Belgium has refused to reverse its bad decision, despite widespread condemnation of the Tehran-Brussels treaty. The treaty in question was said to have been negotiated in March, but its existence was not made public until the end of June. The secrecy reflects the expected backlash against a treaty clearly intended to facilitate the release of an Iranian diplomat-terrorist who was almost responsible for the worst modern terrorist attack on European soil.
Assadi then drove the Iranian-made bomb to Luxembourg in a rented car and handed it over to two accomplices, along with instructions on how to use it and where to place it. The plot’s intended target was an international gathering of Iranian expatriates, as well as Western lawmakers and foreign policy experts, organized near Paris by the National Council of Resistance of Iran (NCRI). Fortunately, the plot failed.
The trial also established unequivocally that Assadi was not acting on his own initiative or as a rogue agent. Rather, his strategy had its origins in Tehran, specifically the Supreme National Security Council, a body whose decisions routinely include input from both the regime’s president and its supreme leader.
The Belgian judiciary should be commended for prosecuting Assadollah Assadi and eventually imposing the maximum sentence of 20 years in prison in February 2021. It was understood at the time that his case could pave the way for similar accountability from other Iranian regime agents. Especially in light of the Swedish court’s decision to sentence former prison official Hamid Noury to life in prison for his role in the massacre of 30,000 political prisoners, mostly MEK members, during the summer of 1988.
Noury’s conviction represented a small but significant challenge to that impunity, but the treaty for “transfer of sentenced persons” has called into question its long-term consequences.
If Assadi is released, it will most likely be in exchange for a Belgian aid worker held hostage by the Iranian regime just before treaty talks with Brussels.

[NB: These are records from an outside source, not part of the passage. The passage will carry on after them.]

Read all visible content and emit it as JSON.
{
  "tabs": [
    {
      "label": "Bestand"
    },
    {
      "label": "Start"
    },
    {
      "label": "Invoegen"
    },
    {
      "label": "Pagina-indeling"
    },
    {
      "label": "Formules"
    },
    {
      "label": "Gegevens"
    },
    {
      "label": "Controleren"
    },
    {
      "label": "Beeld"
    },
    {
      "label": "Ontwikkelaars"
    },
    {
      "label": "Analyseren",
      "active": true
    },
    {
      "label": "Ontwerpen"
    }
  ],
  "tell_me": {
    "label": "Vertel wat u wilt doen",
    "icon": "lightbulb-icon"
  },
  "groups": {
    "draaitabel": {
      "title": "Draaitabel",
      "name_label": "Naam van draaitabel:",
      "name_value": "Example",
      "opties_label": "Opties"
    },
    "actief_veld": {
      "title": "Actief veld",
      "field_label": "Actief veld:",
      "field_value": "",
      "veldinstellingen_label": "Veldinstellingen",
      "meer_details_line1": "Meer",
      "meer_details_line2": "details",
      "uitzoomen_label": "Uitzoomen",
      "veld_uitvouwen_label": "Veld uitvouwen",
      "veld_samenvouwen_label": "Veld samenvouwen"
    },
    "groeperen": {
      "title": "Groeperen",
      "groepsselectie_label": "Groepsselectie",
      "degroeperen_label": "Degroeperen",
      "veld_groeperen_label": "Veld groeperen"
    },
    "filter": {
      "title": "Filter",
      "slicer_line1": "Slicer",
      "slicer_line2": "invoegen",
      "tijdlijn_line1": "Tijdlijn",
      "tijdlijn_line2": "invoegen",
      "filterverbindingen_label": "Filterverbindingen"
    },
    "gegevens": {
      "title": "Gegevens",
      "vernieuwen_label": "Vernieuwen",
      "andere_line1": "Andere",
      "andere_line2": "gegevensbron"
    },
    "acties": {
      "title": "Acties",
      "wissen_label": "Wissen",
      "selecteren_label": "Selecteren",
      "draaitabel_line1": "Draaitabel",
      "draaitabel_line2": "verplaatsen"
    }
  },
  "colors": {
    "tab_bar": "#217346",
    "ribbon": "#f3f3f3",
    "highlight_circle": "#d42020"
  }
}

If that hostage-taking incident results in the release of a convicted Iranian terrorist, Tehran will have plenty of reason to believe that its impunity remains intact and that it even extends to Iranian intelligence agents working to facilitate attacks on dissidents and activists in Europe and North America.
After all, if the mullahs already see terrorism as being in their own self-interest, why would they hesitate to give orders for additional attacks to operatives like Assadollah Assadi, knowing that Western powers will not hold Tehran accountable and will not even demand that the terrorist himself serve out his sentence if Tehran can simply take another Western national hostage?